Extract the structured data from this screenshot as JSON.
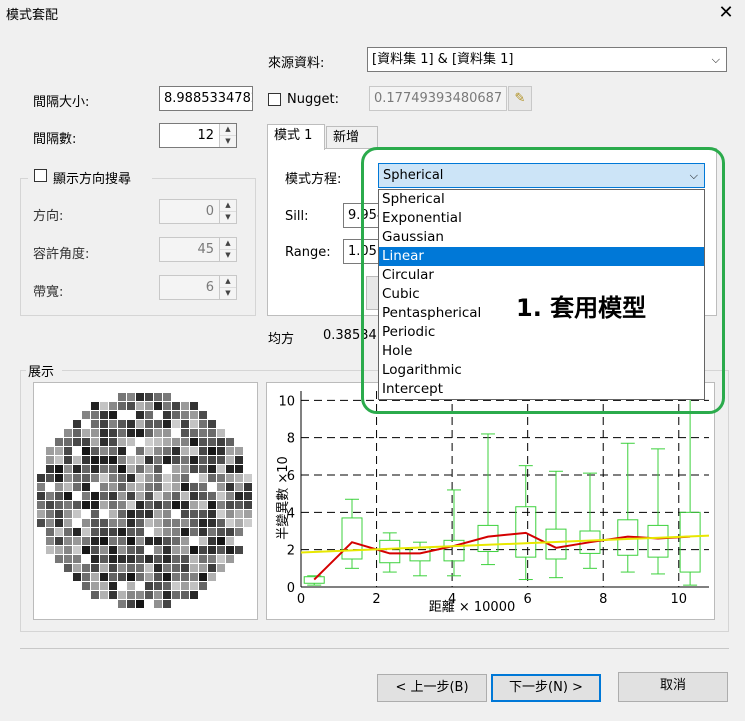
{
  "window": {
    "title": "模式套配",
    "close_label": "✕"
  },
  "source": {
    "label": "來源資料:",
    "value": "[資料集 1] & [資料集 1]"
  },
  "lag": {
    "size_label": "間隔大小:",
    "size_value": "8.98853347823",
    "count_label": "間隔數:",
    "count_value": "12"
  },
  "nugget": {
    "label": "Nugget:",
    "value": "0.17749393480687",
    "checked": false
  },
  "direction": {
    "checkbox_label": "顯示方向搜尋",
    "direction_label": "方向:",
    "direction_value": "0",
    "tolerance_label": "容許角度:",
    "tolerance_value": "45",
    "bandwidth_label": "帶寬:",
    "bandwidth_value": "6"
  },
  "tabs": [
    {
      "label": "模式 1"
    },
    {
      "label": "新增"
    }
  ],
  "model": {
    "equation_label": "模式方程:",
    "equation_value": "Spherical",
    "sill_label": "Sill:",
    "sill_value": "9.954",
    "range_label": "Range:",
    "range_value": "1.056"
  },
  "dropdown_options": [
    "Spherical",
    "Exponential",
    "Gaussian",
    "Linear",
    "Circular",
    "Cubic",
    "Pentaspherical",
    "Periodic",
    "Hole",
    "Logarithmic",
    "Intercept"
  ],
  "dropdown_highlighted": "Linear",
  "mean": {
    "label": "均方",
    "value": "0.38534"
  },
  "display": {
    "label": "展示"
  },
  "annotation": {
    "text": "1. 套用模型",
    "color": "#2bab4c"
  },
  "chart_data": {
    "type": "box",
    "xlabel": "距離 × 10000",
    "ylabel": "半變異數 ×10",
    "xlim": [
      0,
      10.8
    ],
    "ylim": [
      0,
      10.5
    ],
    "xticks": [
      "0",
      "2",
      "4",
      "6",
      "8",
      "10"
    ],
    "yticks": [
      "0",
      "2",
      "4",
      "6",
      "8",
      "10"
    ],
    "boxes": [
      {
        "x": 0.35,
        "q1": 0.2,
        "q3": 0.55,
        "lo": 0.1,
        "hi": 0.6
      },
      {
        "x": 1.35,
        "q1": 1.5,
        "q3": 3.7,
        "lo": 1.0,
        "hi": 4.7
      },
      {
        "x": 2.35,
        "q1": 1.3,
        "q3": 2.5,
        "lo": 0.8,
        "hi": 2.9
      },
      {
        "x": 3.15,
        "q1": 1.4,
        "q3": 2.1,
        "lo": 0.6,
        "hi": 2.4
      },
      {
        "x": 4.05,
        "q1": 1.4,
        "q3": 2.5,
        "lo": 0.6,
        "hi": 5.2
      },
      {
        "x": 4.95,
        "q1": 1.9,
        "q3": 3.3,
        "lo": 1.2,
        "hi": 8.2
      },
      {
        "x": 5.95,
        "q1": 1.6,
        "q3": 4.3,
        "lo": 0.4,
        "hi": 6.5
      },
      {
        "x": 6.75,
        "q1": 1.5,
        "q3": 3.1,
        "lo": 0.5,
        "hi": 6.2
      },
      {
        "x": 7.65,
        "q1": 1.8,
        "q3": 3.0,
        "lo": 1.0,
        "hi": 6.1
      },
      {
        "x": 8.65,
        "q1": 1.7,
        "q3": 3.6,
        "lo": 0.8,
        "hi": 7.7
      },
      {
        "x": 9.45,
        "q1": 1.6,
        "q3": 3.3,
        "lo": 0.7,
        "hi": 7.4
      },
      {
        "x": 10.3,
        "q1": 0.8,
        "q3": 4.0,
        "lo": 0.1,
        "hi": 10.5
      }
    ],
    "series": [
      {
        "color": "#d40000",
        "x": [
          0.35,
          1.35,
          2.35,
          3.15,
          4.05,
          4.95,
          5.95,
          6.75,
          7.65,
          8.65,
          9.45,
          10.3
        ],
        "y": [
          0.4,
          2.4,
          1.8,
          1.8,
          2.2,
          2.7,
          2.9,
          2.1,
          2.4,
          2.7,
          2.6,
          2.7
        ]
      },
      {
        "color": "#e8e800",
        "x": [
          0,
          10.8
        ],
        "y": [
          1.85,
          2.75
        ]
      }
    ],
    "grid": true
  },
  "buttons": {
    "back": "< 上一步(B)",
    "next": "下一步(N) >",
    "cancel": "取消"
  }
}
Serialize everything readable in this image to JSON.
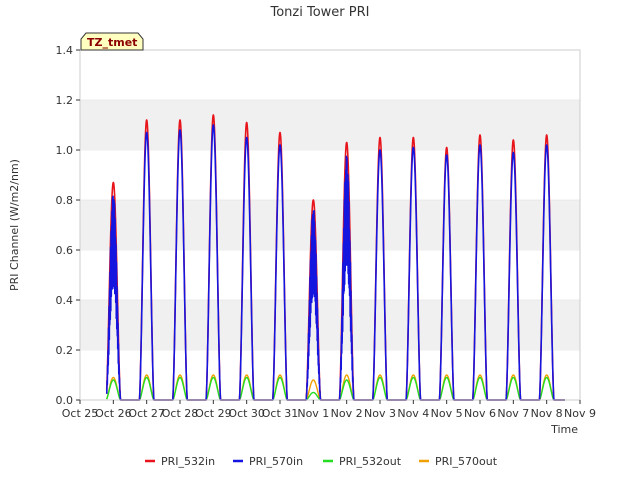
{
  "chart_data": {
    "type": "line",
    "title": "Tonzi Tower PRI",
    "xlabel": "Time",
    "ylabel": "PRI Channel (W/m2/nm)",
    "tag": "TZ_tmet",
    "ylim": [
      0,
      1.4
    ],
    "yticks": [
      "0.0",
      "0.2",
      "0.4",
      "0.6",
      "0.8",
      "1.0",
      "1.2",
      "1.4"
    ],
    "xlim": [
      0,
      15
    ],
    "xticks": [
      "Oct 25",
      "Oct 26",
      "Oct 27",
      "Oct 28",
      "Oct 29",
      "Oct 30",
      "Oct 31",
      "Nov 1",
      "Nov 2",
      "Nov 3",
      "Nov 4",
      "Nov 5",
      "Nov 6",
      "Nov 7",
      "Nov 8",
      "Nov 9"
    ],
    "grid": "horizontal bands",
    "legend_position": "bottom",
    "daily_peaks": {
      "days": [
        "Oct 26",
        "Oct 27",
        "Oct 28",
        "Oct 29",
        "Oct 30",
        "Oct 31",
        "Nov 1",
        "Nov 2",
        "Nov 3",
        "Nov 4",
        "Nov 5",
        "Nov 6",
        "Nov 7",
        "Nov 8"
      ],
      "day_index": [
        1,
        2,
        3,
        4,
        5,
        6,
        7,
        8,
        9,
        10,
        11,
        12,
        13,
        14
      ]
    },
    "series": [
      {
        "name": "PRI_532in",
        "color": "#e8141b",
        "peaks": [
          0.87,
          1.12,
          1.12,
          1.14,
          1.11,
          1.07,
          0.8,
          1.03,
          1.05,
          1.05,
          1.01,
          1.06,
          1.04,
          1.06
        ]
      },
      {
        "name": "PRI_570in",
        "color": "#1515e0",
        "peaks": [
          0.83,
          1.07,
          1.08,
          1.1,
          1.05,
          1.02,
          0.77,
          0.98,
          1.0,
          1.01,
          0.98,
          1.02,
          0.99,
          1.02
        ]
      },
      {
        "name": "PRI_532out",
        "color": "#22dd22",
        "peaks": [
          0.08,
          0.09,
          0.09,
          0.09,
          0.09,
          0.09,
          0.03,
          0.08,
          0.09,
          0.09,
          0.09,
          0.09,
          0.09,
          0.09
        ]
      },
      {
        "name": "PRI_570out",
        "color": "#f0a000",
        "peaks": [
          0.09,
          0.1,
          0.1,
          0.1,
          0.1,
          0.1,
          0.08,
          0.1,
          0.1,
          0.1,
          0.1,
          0.1,
          0.1,
          0.1
        ]
      }
    ]
  }
}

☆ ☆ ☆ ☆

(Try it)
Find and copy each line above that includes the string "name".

(Output of the exercise)
        "name": "PRI_532in",
        "name": "PRI_570in",
        "name": "PRI_532out",
        "name": "PRI_570out",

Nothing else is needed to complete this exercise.